An influx of last-minute comments regarding an application to boost the licensed capacity of a Marine Drive pub prompted White Rock council to defer a decision on the matter to next month.
In encouraging council to hold off, Mayor Wayne Baldwin cited “a fair amount of late information” received from the public regarding the application by owners of the Sandpiper Pub.
The proponents – one of them Coun. Bill Lawrence – have asked the Liquor Control and Licensing Branch to nearly double the 15595 Marine Dr. establishment’s licensed capacity, to 115 patrons from 65.
Following comment from White Rock fire and police officials, city staff recommended the increase be capped at 110 (plus seven employees).
At a public hearing Monday – held prior to the regular council meeting – four people spoke to the application; of those, three voiced opposition.
David Bradshaw, noting he paid $1.4 million in November for a home located behind the pub, spoke vehemently against boosting the capacity.
“For the last eight months… I’ve heard nothing but swearing and fighting,” he said, describing the pub as “not a good neighbour.”
Bradshaw said he would prefer to see the Sandpiper operate as a restaurant, or be demolished.
“I just got a tax bill for $7,400 and I’m not getting my money’s worth,” he said.
Victoria Avenue resident Glen Jones told council he is concerned that expanding the licensed capacity will only exasperate early-morning noise that residents who live in the area already deal with when the pub closes.
“We get significantly disrupted,” he said.
Speaking in favour of the application, Heather Hildred told council the increase would benefit the community by bringing more people – and thereby business – to the area.

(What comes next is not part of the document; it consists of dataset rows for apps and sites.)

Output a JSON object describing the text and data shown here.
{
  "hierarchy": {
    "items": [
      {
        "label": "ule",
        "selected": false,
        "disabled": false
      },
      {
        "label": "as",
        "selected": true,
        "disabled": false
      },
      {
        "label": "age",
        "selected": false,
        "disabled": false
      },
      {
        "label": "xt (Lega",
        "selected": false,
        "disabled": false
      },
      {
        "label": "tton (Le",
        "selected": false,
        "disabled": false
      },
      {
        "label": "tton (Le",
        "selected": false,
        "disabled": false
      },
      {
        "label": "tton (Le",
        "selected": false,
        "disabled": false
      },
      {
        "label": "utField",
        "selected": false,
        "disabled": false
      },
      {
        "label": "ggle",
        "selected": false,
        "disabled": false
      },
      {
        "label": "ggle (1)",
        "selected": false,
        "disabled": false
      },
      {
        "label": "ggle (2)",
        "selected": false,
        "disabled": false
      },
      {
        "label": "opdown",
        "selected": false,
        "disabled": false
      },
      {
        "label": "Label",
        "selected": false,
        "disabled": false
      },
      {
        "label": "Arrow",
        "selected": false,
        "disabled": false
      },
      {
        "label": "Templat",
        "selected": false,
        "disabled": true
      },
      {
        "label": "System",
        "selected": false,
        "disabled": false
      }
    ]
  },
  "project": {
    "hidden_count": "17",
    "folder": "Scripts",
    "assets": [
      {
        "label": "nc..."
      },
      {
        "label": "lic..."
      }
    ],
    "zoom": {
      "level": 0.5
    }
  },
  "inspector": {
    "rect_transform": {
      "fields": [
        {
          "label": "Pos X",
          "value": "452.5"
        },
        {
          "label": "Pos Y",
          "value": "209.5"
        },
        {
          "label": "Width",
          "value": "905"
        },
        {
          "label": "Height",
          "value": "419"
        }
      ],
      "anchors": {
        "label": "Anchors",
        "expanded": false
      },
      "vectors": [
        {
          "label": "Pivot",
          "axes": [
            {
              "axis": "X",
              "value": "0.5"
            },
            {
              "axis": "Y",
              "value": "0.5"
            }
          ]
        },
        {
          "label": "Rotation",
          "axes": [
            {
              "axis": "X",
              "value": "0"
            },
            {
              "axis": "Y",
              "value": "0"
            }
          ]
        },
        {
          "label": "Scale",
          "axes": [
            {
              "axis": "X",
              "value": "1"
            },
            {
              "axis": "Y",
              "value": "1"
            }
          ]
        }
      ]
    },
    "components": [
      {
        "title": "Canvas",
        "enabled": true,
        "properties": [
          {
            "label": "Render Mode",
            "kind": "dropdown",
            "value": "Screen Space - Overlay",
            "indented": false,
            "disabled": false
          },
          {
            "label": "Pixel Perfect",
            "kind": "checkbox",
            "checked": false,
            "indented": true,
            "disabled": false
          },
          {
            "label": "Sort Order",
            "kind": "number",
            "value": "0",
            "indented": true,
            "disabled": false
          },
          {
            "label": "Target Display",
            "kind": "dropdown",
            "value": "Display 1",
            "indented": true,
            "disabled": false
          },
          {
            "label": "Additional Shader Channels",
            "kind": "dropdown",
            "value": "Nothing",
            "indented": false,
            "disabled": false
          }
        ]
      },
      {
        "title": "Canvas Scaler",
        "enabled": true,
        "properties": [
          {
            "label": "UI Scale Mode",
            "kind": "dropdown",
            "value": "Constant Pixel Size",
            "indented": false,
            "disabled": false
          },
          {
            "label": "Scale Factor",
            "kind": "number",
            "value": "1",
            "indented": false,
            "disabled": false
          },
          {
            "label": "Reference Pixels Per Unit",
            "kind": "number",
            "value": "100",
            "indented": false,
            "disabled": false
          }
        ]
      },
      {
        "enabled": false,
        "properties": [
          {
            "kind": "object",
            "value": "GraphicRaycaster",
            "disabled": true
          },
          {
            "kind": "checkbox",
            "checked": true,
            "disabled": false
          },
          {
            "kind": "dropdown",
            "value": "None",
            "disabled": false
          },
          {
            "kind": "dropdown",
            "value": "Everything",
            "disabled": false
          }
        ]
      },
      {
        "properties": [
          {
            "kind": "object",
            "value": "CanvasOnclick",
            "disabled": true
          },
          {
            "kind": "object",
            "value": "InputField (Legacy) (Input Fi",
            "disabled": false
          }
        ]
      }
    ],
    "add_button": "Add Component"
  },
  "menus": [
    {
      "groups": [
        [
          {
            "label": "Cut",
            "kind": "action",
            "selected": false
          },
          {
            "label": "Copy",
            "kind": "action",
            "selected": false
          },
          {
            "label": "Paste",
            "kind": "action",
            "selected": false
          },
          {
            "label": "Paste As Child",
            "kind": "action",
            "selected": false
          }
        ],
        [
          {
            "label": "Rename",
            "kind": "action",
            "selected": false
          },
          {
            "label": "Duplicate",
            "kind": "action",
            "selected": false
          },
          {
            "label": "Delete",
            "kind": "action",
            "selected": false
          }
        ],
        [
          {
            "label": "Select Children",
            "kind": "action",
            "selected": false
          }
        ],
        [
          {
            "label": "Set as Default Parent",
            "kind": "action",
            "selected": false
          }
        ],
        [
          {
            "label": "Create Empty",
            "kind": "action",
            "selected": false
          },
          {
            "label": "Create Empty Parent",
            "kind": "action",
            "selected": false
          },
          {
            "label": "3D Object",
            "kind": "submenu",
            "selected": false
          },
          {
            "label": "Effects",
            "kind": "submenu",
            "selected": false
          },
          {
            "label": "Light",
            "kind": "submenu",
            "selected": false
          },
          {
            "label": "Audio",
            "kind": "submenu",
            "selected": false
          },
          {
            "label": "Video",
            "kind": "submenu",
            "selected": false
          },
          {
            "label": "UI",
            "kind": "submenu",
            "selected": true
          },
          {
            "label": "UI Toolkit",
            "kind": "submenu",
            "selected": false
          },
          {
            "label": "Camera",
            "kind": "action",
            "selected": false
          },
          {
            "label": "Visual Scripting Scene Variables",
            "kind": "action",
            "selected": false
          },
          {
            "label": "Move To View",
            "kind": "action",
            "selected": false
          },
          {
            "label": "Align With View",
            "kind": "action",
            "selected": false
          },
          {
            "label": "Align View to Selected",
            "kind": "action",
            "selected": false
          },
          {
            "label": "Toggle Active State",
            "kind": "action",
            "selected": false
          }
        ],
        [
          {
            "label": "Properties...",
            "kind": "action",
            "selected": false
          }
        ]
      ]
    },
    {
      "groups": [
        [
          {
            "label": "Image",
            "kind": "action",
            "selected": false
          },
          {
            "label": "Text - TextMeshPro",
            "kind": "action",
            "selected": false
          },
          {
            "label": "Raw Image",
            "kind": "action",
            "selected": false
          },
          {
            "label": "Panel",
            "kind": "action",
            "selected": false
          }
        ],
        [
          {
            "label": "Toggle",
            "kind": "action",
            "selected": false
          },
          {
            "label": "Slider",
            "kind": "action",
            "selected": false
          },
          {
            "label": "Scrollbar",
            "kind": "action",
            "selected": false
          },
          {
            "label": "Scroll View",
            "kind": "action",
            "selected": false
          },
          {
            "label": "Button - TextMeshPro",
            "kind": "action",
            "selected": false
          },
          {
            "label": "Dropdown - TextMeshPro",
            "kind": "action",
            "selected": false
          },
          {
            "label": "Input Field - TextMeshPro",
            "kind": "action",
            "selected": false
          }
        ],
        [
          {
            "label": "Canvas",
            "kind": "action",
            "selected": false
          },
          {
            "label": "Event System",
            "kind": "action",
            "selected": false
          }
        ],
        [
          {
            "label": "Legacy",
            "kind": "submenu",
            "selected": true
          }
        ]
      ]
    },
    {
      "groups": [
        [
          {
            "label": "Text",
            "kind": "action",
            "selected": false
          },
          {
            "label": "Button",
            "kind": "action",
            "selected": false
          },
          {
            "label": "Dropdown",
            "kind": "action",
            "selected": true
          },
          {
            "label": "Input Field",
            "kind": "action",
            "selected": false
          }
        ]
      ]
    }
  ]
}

“Most of those (waterfront) businesses are dead during the winter and that’s a real shame,” she said.
Hildred, who said she moved to White Rock last August, described the pub as a “well-run and professional establishment” with “a lot more room for individuals to come inside.”
The noise residents complain about comes mainly from those waiting in line to get in, she added.
City clerk Tracey Arthur said 87 written comments regarding the application were received prior to the meeting, with 81 indicating support for the application. Thirty-one of the written submissions, however, did not include the writer’s address or city of residence.
Lawrence, after seeking input from Baldwin regarding conflict of interest, excused himself from the public hearing.
One council watcher, Pat Petrala, contacted Peace Arch News with concerns after Lawrence posted an appeal on his Facebook account for people to support the application.
“Tired of waiting in line at the Piper… make your voice heard!” Lawrence’s message reads. “See you this Monday night and bring some friends… Big party at the Piper afterwards!”
Petrala described receiving the “lobby” prompt as “disconcerting.”
“Is this standard council behaviour?” she writes.
Arthur told PAN the city received one email concerned with the tact, but that there is nothing prohibiting the practice.
While Lawrence cannot participate in any vote or discussion on the matter, such appeals are not addressed in the Community Charter or Local Government Act.
“It’s up to the individual,” she said.
Council is to consider whether to support the application at its next regular meeting, scheduled for July 15. The final decision will be made by the LCLB.